Start of RECORDS FOR PROCESSING
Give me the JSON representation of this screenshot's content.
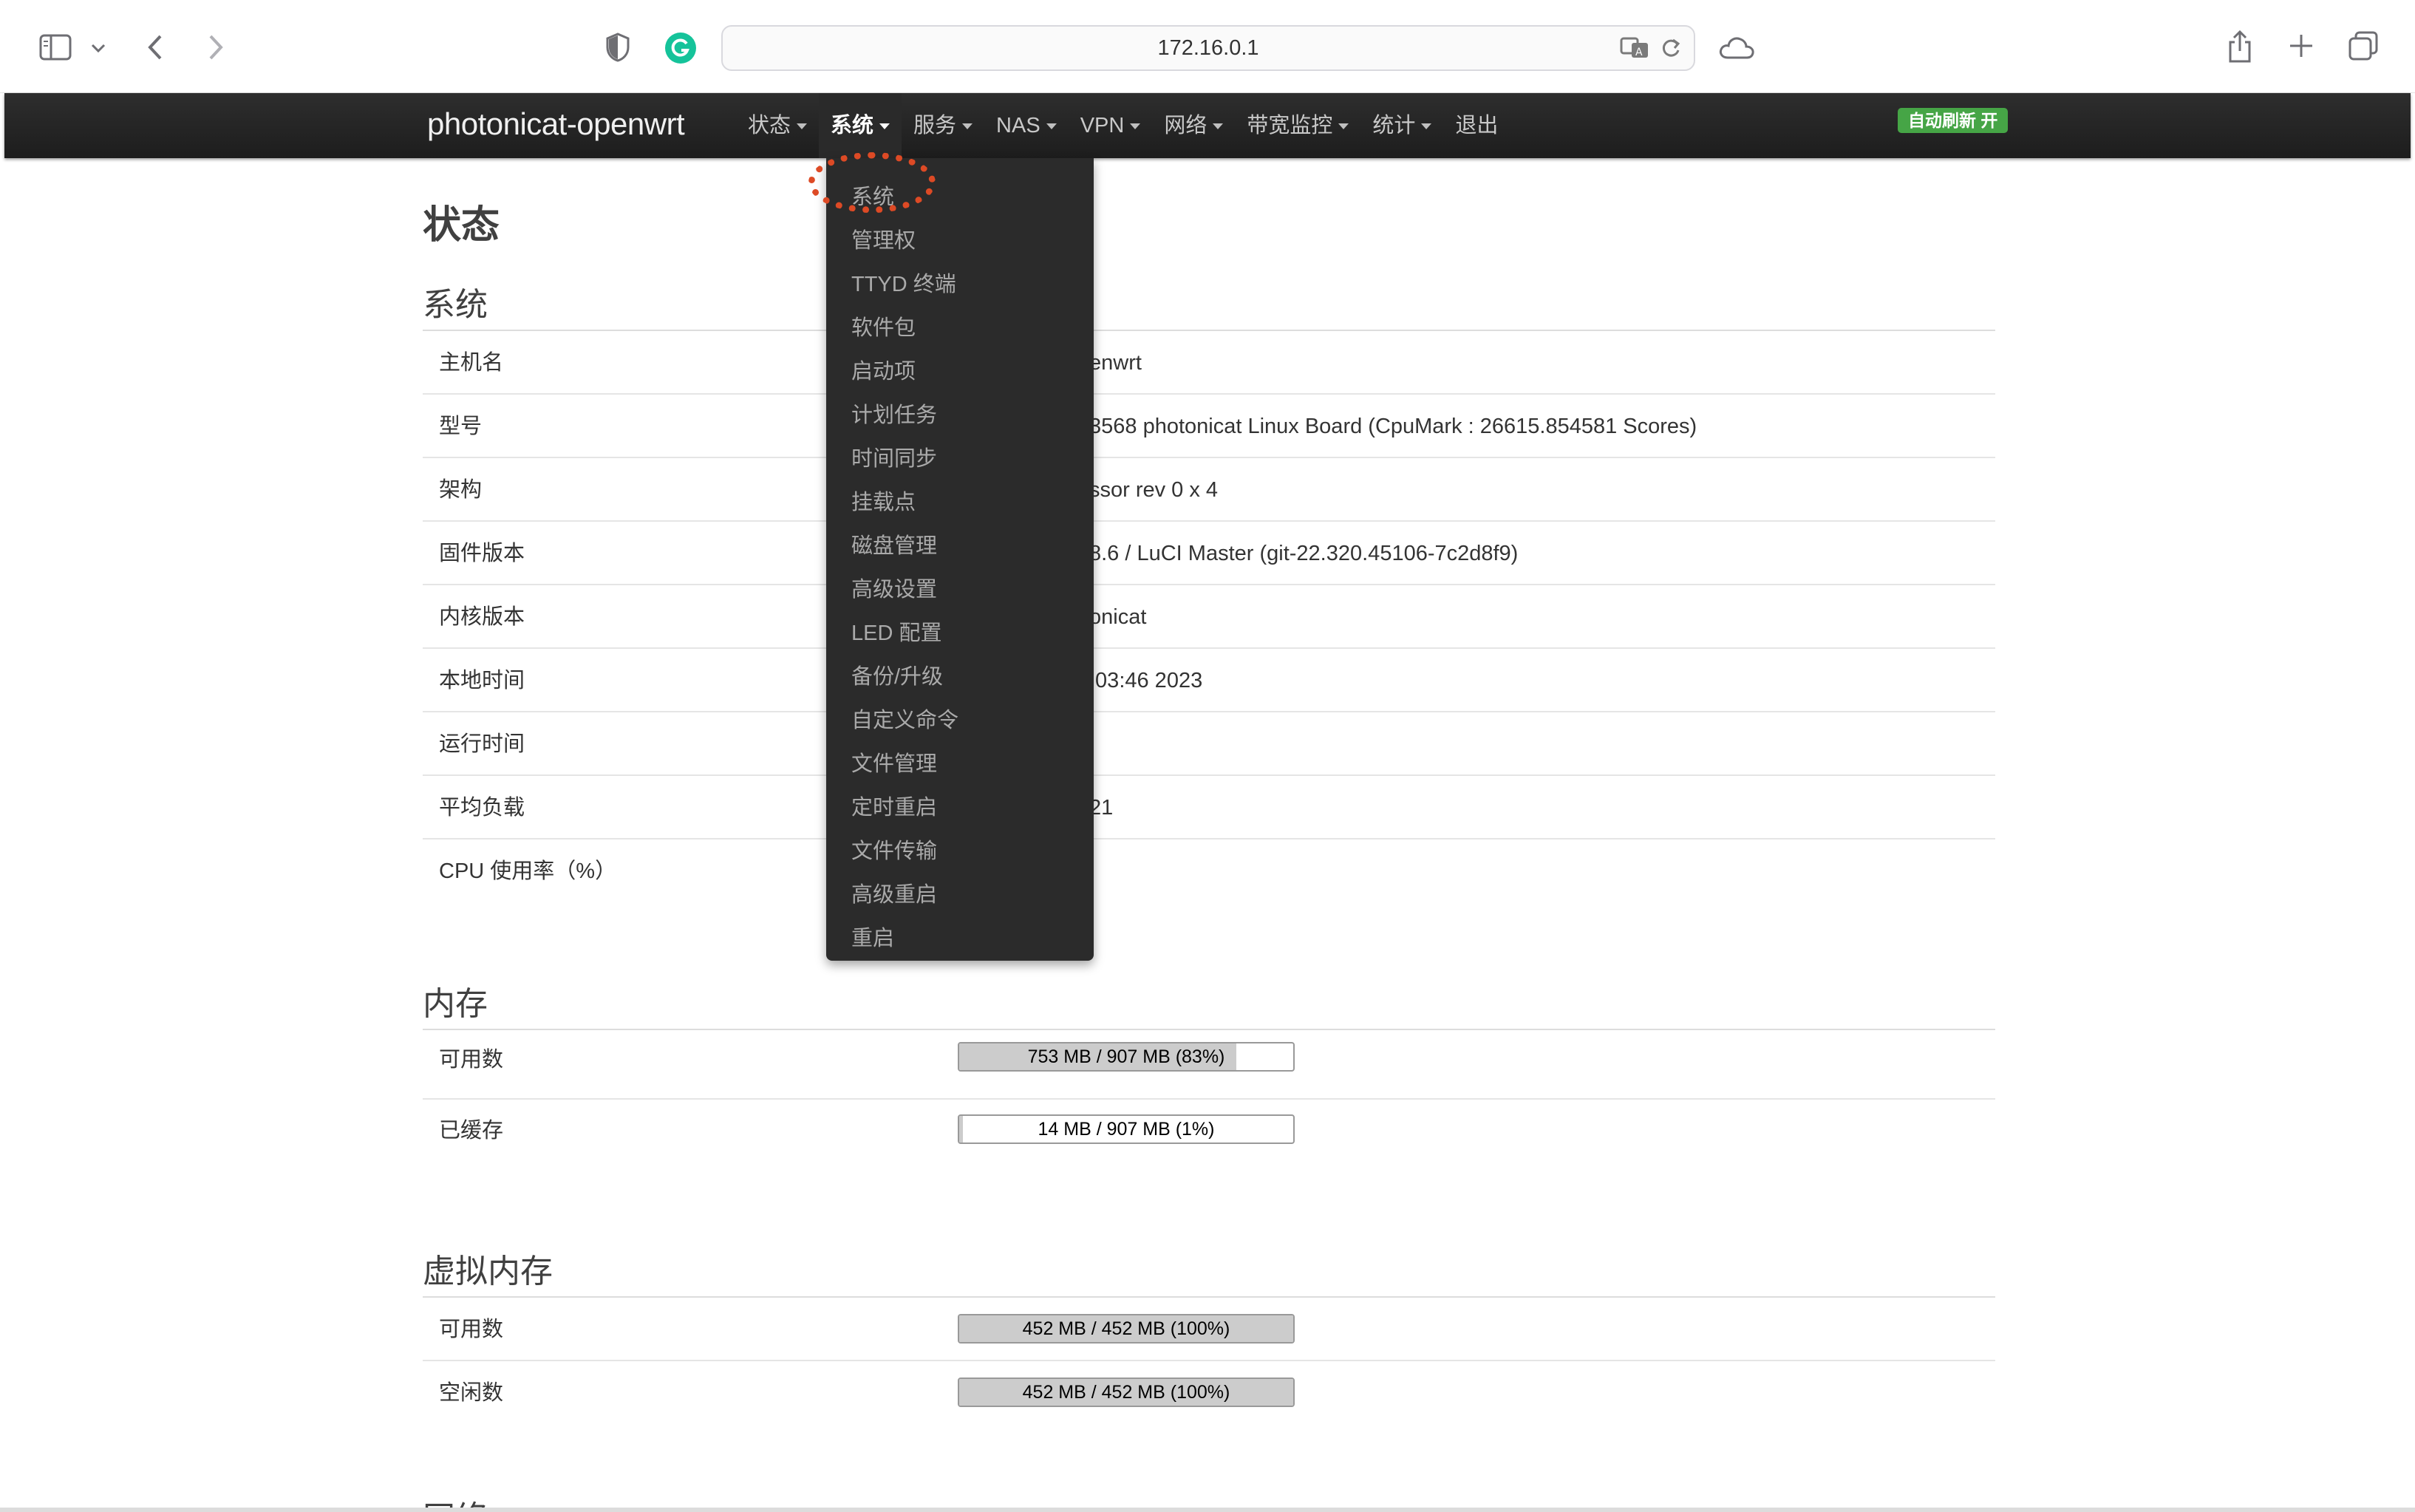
{
  "browser": {
    "url": "172.16.0.1"
  },
  "navbar": {
    "brand": "photonicat-openwrt",
    "items": [
      {
        "label": "状态"
      },
      {
        "label": "系统"
      },
      {
        "label": "服务"
      },
      {
        "label": "NAS"
      },
      {
        "label": "VPN"
      },
      {
        "label": "网络"
      },
      {
        "label": "带宽监控"
      },
      {
        "label": "统计"
      },
      {
        "label": "退出"
      }
    ],
    "active_index": 1,
    "auto_refresh": "自动刷新 开",
    "auto_refresh_color": "#46a546"
  },
  "dropdown": {
    "items": [
      "系统",
      "管理权",
      "TTYD 终端",
      "软件包",
      "启动项",
      "计划任务",
      "时间同步",
      "挂载点",
      "磁盘管理",
      "高级设置",
      "LED 配置",
      "备份/升级",
      "自定义命令",
      "文件管理",
      "定时重启",
      "文件传输",
      "高级重启",
      "重启"
    ],
    "highlight_color": "#dd4a25"
  },
  "page": {
    "title": "状态",
    "system": {
      "heading": "系统",
      "rows": [
        {
          "label": "主机名",
          "value": "enwrt"
        },
        {
          "label": "型号",
          "value": "3568 photonicat Linux Board (CpuMark : 26615.854581 Scores)"
        },
        {
          "label": "架构",
          "value": "ssor rev 0 x 4"
        },
        {
          "label": "固件版本",
          "value": "8.6 / LuCI Master (git-22.320.45106-7c2d8f9)"
        },
        {
          "label": "内核版本",
          "value": "onicat"
        },
        {
          "label": "本地时间",
          "value": ":03:46 2023"
        },
        {
          "label": "运行时间",
          "value": ""
        },
        {
          "label": "平均负载",
          "value": "21"
        },
        {
          "label": "CPU 使用率（%）",
          "value": ""
        }
      ]
    },
    "memory": {
      "heading": "内存",
      "rows": [
        {
          "label": "可用数",
          "bar_text": "753 MB / 907 MB (83%)",
          "fraction": 0.83
        },
        {
          "label": "已缓存",
          "bar_text": "14 MB / 907 MB (1%)",
          "fraction": 0.01
        }
      ]
    },
    "swap": {
      "heading": "虚拟内存",
      "rows": [
        {
          "label": "可用数",
          "bar_text": "452 MB / 452 MB (100%)",
          "fraction": 1.0
        },
        {
          "label": "空闲数",
          "bar_text": "452 MB / 452 MB (100%)",
          "fraction": 1.0
        }
      ]
    },
    "next_heading_partial": "网络"
  }
}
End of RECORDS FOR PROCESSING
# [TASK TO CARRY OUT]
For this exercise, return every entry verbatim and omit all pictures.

# [OUTPUT]
Give me the JSON representation of this screenshot's content.
{
  "browser": {
    "url": "172.16.0.1"
  },
  "navbar": {
    "brand": "photonicat-openwrt",
    "items": [
      {
        "label": "状态"
      },
      {
        "label": "系统"
      },
      {
        "label": "服务"
      },
      {
        "label": "NAS"
      },
      {
        "label": "VPN"
      },
      {
        "label": "网络"
      },
      {
        "label": "带宽监控"
      },
      {
        "label": "统计"
      },
      {
        "label": "退出"
      }
    ],
    "active_index": 1,
    "auto_refresh": "自动刷新 开",
    "auto_refresh_color": "#46a546"
  },
  "dropdown": {
    "items": [
      "系统",
      "管理权",
      "TTYD 终端",
      "软件包",
      "启动项",
      "计划任务",
      "时间同步",
      "挂载点",
      "磁盘管理",
      "高级设置",
      "LED 配置",
      "备份/升级",
      "自定义命令",
      "文件管理",
      "定时重启",
      "文件传输",
      "高级重启",
      "重启"
    ],
    "highlight_color": "#dd4a25"
  },
  "page": {
    "title": "状态",
    "system": {
      "heading": "系统",
      "rows": [
        {
          "label": "主机名",
          "value": "enwrt"
        },
        {
          "label": "型号",
          "value": "3568 photonicat Linux Board (CpuMark : 26615.854581 Scores)"
        },
        {
          "label": "架构",
          "value": "ssor rev 0 x 4"
        },
        {
          "label": "固件版本",
          "value": "8.6 / LuCI Master (git-22.320.45106-7c2d8f9)"
        },
        {
          "label": "内核版本",
          "value": "onicat"
        },
        {
          "label": "本地时间",
          "value": ":03:46 2023"
        },
        {
          "label": "运行时间",
          "value": ""
        },
        {
          "label": "平均负载",
          "value": "21"
        },
        {
          "label": "CPU 使用率（%）",
          "value": ""
        }
      ]
    },
    "memory": {
      "heading": "内存",
      "rows": [
        {
          "label": "可用数",
          "bar_text": "753 MB / 907 MB (83%)",
          "fraction": 0.83
        },
        {
          "label": "已缓存",
          "bar_text": "14 MB / 907 MB (1%)",
          "fraction": 0.01
        }
      ]
    },
    "swap": {
      "heading": "虚拟内存",
      "rows": [
        {
          "label": "可用数",
          "bar_text": "452 MB / 452 MB (100%)",
          "fraction": 1.0
        },
        {
          "label": "空闲数",
          "bar_text": "452 MB / 452 MB (100%)",
          "fraction": 1.0
        }
      ]
    },
    "next_heading_partial": "网络"
  }
}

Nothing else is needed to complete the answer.